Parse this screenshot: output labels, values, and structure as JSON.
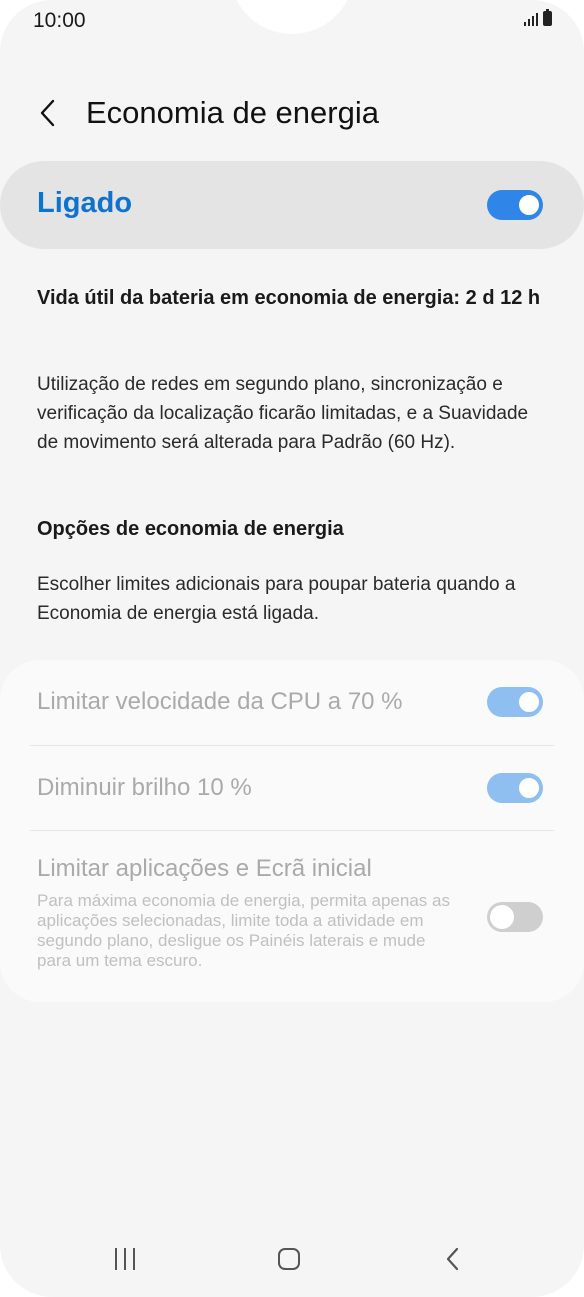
{
  "status_bar": {
    "time": "10:00",
    "icons": [
      "signal-icon",
      "battery-icon"
    ]
  },
  "header": {
    "back_icon": "chevron-left-icon",
    "title": "Economia de energia"
  },
  "master_switch": {
    "label": "Ligado",
    "state": "on"
  },
  "battery_life": {
    "text": "Vida útil da bateria em economia de energia: 2 d 12 h"
  },
  "description": {
    "text": "Utilização de redes em segundo plano, sincronização e verificação da localização ficarão limitadas, e a Suavidade de movimento será alterada para Padrão (60 Hz)."
  },
  "options_section": {
    "heading": "Opções de economia de energia",
    "subtext": "Escolher limites adicionais para poupar bateria quando a Economia de energia está ligada."
  },
  "options": [
    {
      "title": "Limitar velocidade da CPU a 70 %",
      "state": "on"
    },
    {
      "title": "Diminuir brilho 10 %",
      "state": "on"
    },
    {
      "title": "Limitar aplicações e Ecrã inicial",
      "description": "Para máxima economia de energia, permita apenas as aplicações selecionadas, limite toda a atividade em segundo plano, desligue os Painéis laterais e mude para um tema escuro.",
      "state": "off"
    }
  ],
  "navigation_bar": {
    "recent_icon": "recent-apps-icon",
    "home_icon": "home-icon",
    "back_icon": "back-icon"
  },
  "colors": {
    "accent": "#2f86e8",
    "title_accent": "#0d72d0",
    "background": "#f5f5f5"
  }
}
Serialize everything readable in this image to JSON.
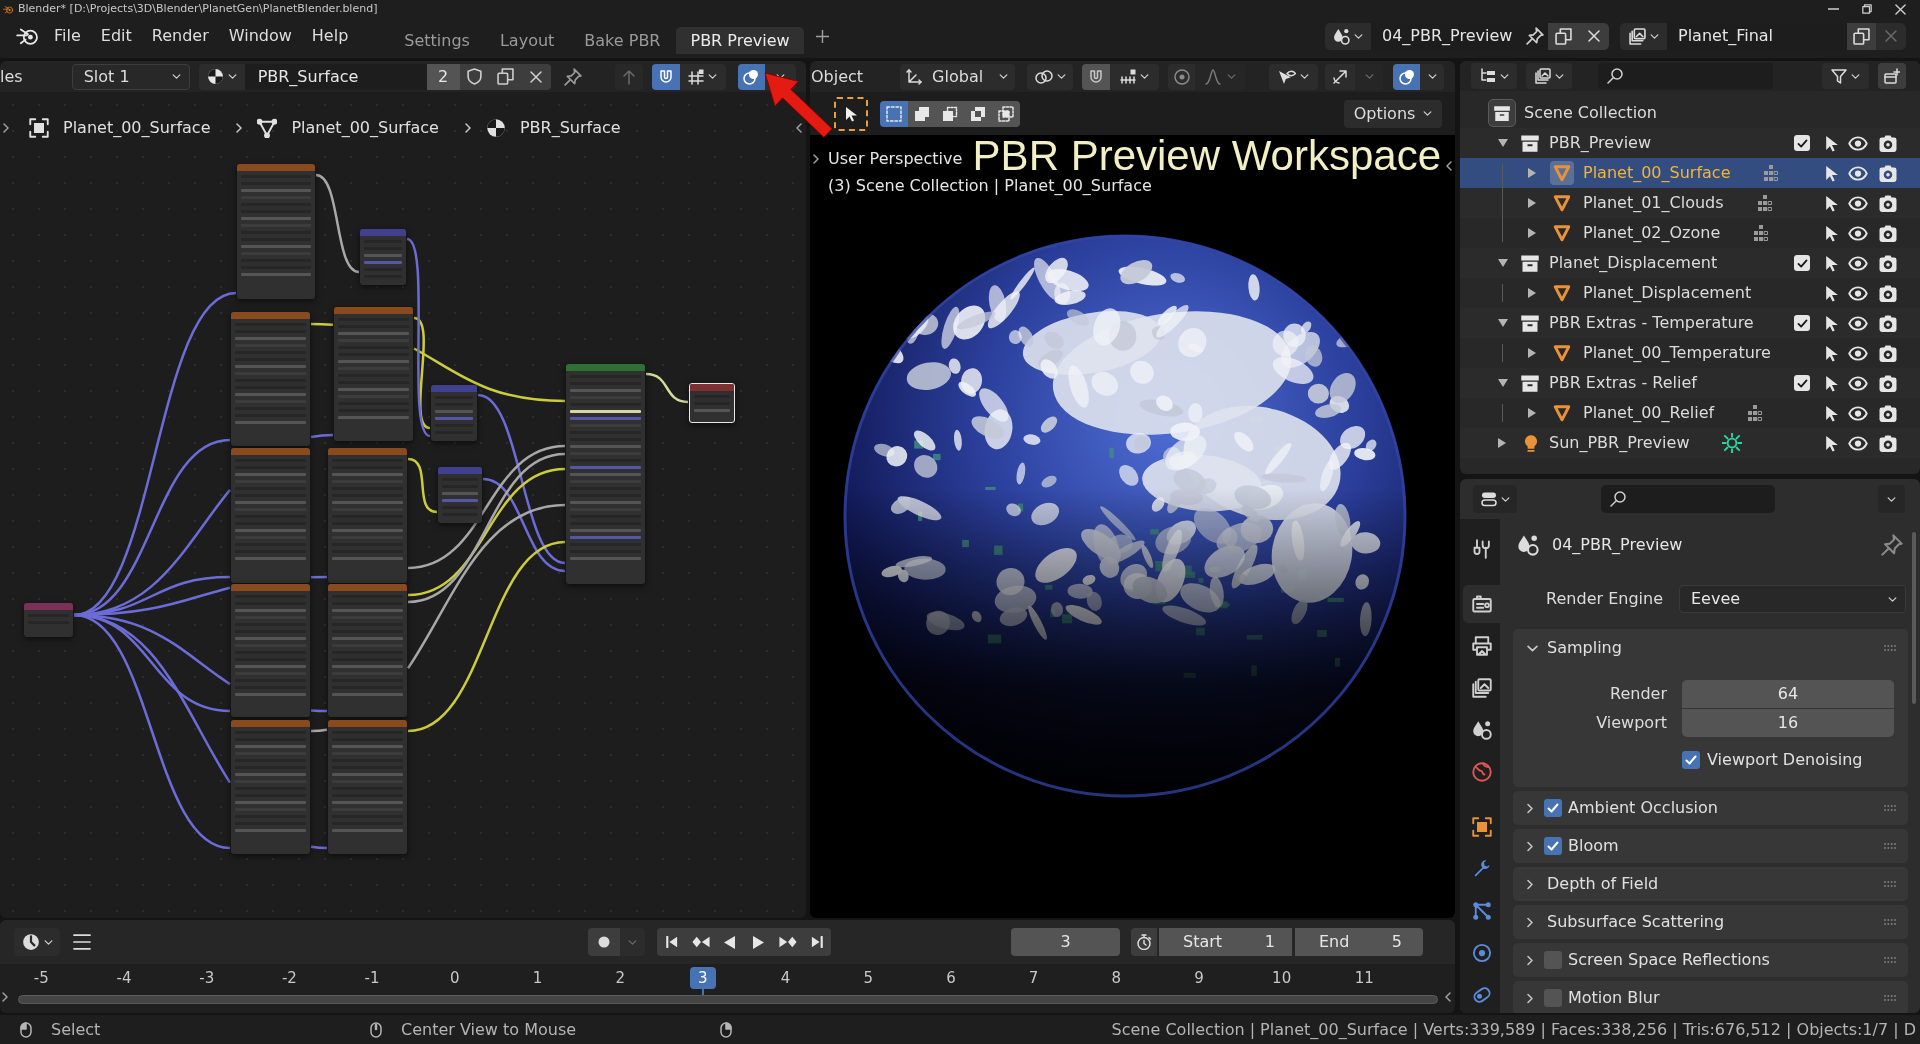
{
  "title_bar": {
    "title": "Blender* [D:\\Projects\\3D\\Blender\\PlanetGen\\PlanetBlender.blend]"
  },
  "menu": [
    "File",
    "Edit",
    "Render",
    "Window",
    "Help"
  ],
  "workspaces": [
    {
      "label": "Settings",
      "selected": false
    },
    {
      "label": "Layout",
      "selected": false
    },
    {
      "label": "Bake PBR",
      "selected": false
    },
    {
      "label": "PBR Preview",
      "selected": true
    }
  ],
  "scene": {
    "name": "04_PBR_Preview"
  },
  "view_layer": {
    "name": "Planet_Final"
  },
  "node_editor": {
    "header": {
      "partial_label": "les",
      "slot": "Slot 1",
      "material": "PBR_Surface",
      "users": "2",
      "snap": true,
      "overlays": true
    },
    "breadcrumbs": [
      {
        "kind": "object",
        "label": "Planet_00_Surface"
      },
      {
        "kind": "mesh",
        "label": "Planet_00_Surface"
      },
      {
        "kind": "material",
        "label": "PBR_Surface"
      }
    ]
  },
  "viewport": {
    "header": {
      "menu": "Object",
      "orientation": "Global",
      "overlays": true
    },
    "select_modes": [
      {
        "kind": "set",
        "selected": true
      },
      {
        "kind": "extend",
        "selected": false
      },
      {
        "kind": "subtract",
        "selected": false
      },
      {
        "kind": "invert",
        "selected": false
      },
      {
        "kind": "intersect",
        "selected": false
      }
    ],
    "options": "Options",
    "view_name": "User Perspective",
    "view_info": "(3) Scene Collection | Planet_00_Surface",
    "caption": "PBR Preview Workspace"
  },
  "outliner": {
    "root": "Scene Collection",
    "items": [
      {
        "kind": "collection",
        "label": "PBR_Preview",
        "expanded": true,
        "selected": false,
        "checked": true,
        "children": [
          {
            "kind": "mesh",
            "label": "Planet_00_Surface",
            "expanded": false,
            "selected": true,
            "modifiers": true
          },
          {
            "kind": "mesh",
            "label": "Planet_01_Clouds",
            "expanded": false,
            "selected": false,
            "modifiers": true
          },
          {
            "kind": "mesh",
            "label": "Planet_02_Ozone",
            "expanded": false,
            "selected": false,
            "modifiers": true
          }
        ]
      },
      {
        "kind": "collection",
        "label": "Planet_Displacement",
        "expanded": true,
        "selected": false,
        "checked": true,
        "children": [
          {
            "kind": "mesh",
            "label": "Planet_Displacement",
            "expanded": false,
            "selected": false,
            "modifiers": false
          }
        ]
      },
      {
        "kind": "collection",
        "label": "PBR Extras - Temperature",
        "expanded": true,
        "selected": false,
        "checked": true,
        "children": [
          {
            "kind": "mesh",
            "label": "Planet_00_Temperature",
            "expanded": false,
            "selected": false,
            "modifiers": false
          }
        ]
      },
      {
        "kind": "collection",
        "label": "PBR Extras - Relief",
        "expanded": true,
        "selected": false,
        "checked": true,
        "children": [
          {
            "kind": "mesh",
            "label": "Planet_00_Relief",
            "expanded": false,
            "selected": false,
            "modifiers": true
          }
        ]
      },
      {
        "kind": "light",
        "label": "Sun_PBR_Preview",
        "expanded": false,
        "selected": false
      }
    ]
  },
  "properties": {
    "tab_groups": [
      [
        {
          "kind": "tool",
          "selected": false
        }
      ],
      [
        {
          "kind": "render",
          "selected": true
        },
        {
          "kind": "output",
          "selected": false
        },
        {
          "kind": "view_layer",
          "selected": false
        },
        {
          "kind": "scene",
          "selected": false
        },
        {
          "kind": "world",
          "selected": false
        }
      ],
      [
        {
          "kind": "object",
          "selected": false
        },
        {
          "kind": "modifiers",
          "selected": false
        },
        {
          "kind": "particles",
          "selected": false
        },
        {
          "kind": "physics",
          "selected": false
        },
        {
          "kind": "constraints",
          "selected": false
        }
      ]
    ],
    "context": "04_PBR_Preview",
    "render_engine": {
      "label": "Render Engine",
      "value": "Eevee"
    },
    "panels": [
      {
        "kind": "plain",
        "label": "Sampling",
        "expanded": true,
        "fields": [
          {
            "label": "Render",
            "value": "64"
          },
          {
            "label": "Viewport",
            "value": "16"
          }
        ],
        "options": [
          {
            "label": "Viewport Denoising",
            "checked": true
          }
        ]
      },
      {
        "kind": "toggle",
        "label": "Ambient Occlusion",
        "expanded": false,
        "checked": true
      },
      {
        "kind": "toggle",
        "label": "Bloom",
        "expanded": false,
        "checked": true
      },
      {
        "kind": "plain",
        "label": "Depth of Field",
        "expanded": false
      },
      {
        "kind": "plain",
        "label": "Subsurface Scattering",
        "expanded": false
      },
      {
        "kind": "toggle",
        "label": "Screen Space Reflections",
        "expanded": false,
        "checked": false
      },
      {
        "kind": "toggle",
        "label": "Motion Blur",
        "expanded": false,
        "checked": false
      }
    ]
  },
  "timeline": {
    "current_frame": "3",
    "start": {
      "label": "Start",
      "value": "1"
    },
    "end": {
      "label": "End",
      "value": "5"
    },
    "frames": [
      {
        "label": "-5",
        "selected": false
      },
      {
        "label": "-4",
        "selected": false
      },
      {
        "label": "-3",
        "selected": false
      },
      {
        "label": "-2",
        "selected": false
      },
      {
        "label": "-1",
        "selected": false
      },
      {
        "label": "0",
        "selected": false
      },
      {
        "label": "1",
        "selected": false
      },
      {
        "label": "2",
        "selected": false
      },
      {
        "label": "3",
        "selected": true
      },
      {
        "label": "4",
        "selected": false
      },
      {
        "label": "5",
        "selected": false
      },
      {
        "label": "6",
        "selected": false
      },
      {
        "label": "7",
        "selected": false
      },
      {
        "label": "8",
        "selected": false
      },
      {
        "label": "9",
        "selected": false
      },
      {
        "label": "10",
        "selected": false
      },
      {
        "label": "11",
        "selected": false
      }
    ]
  },
  "status_bar": {
    "hints": [
      {
        "kind": "left",
        "label": "Select"
      },
      {
        "kind": "middle",
        "label": "Center View to Mouse"
      },
      {
        "kind": "right"
      }
    ],
    "stats": "Scene Collection | Planet_00_Surface | Verts:339,589 | Faces:338,256 | Tris:676,512 | Objects:1/7 | D"
  }
}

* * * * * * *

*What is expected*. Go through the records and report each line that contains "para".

*Task result*.
    "text": "Utilização de redes em segundo plano, sincronização e verificação da localização ficarão limitadas, e a Suavidade de movimento será alterada para Padrão (60 Hz)."
    "subtext": "Escolher limites adicionais para poupar bateria quando a Economia de energia está ligada."
      "description": "Para máxima economia de energia, permita apenas as aplicações selecionadas, limite toda a atividade em segundo plano, desligue os Painéis laterais e mude para um tema escuro.",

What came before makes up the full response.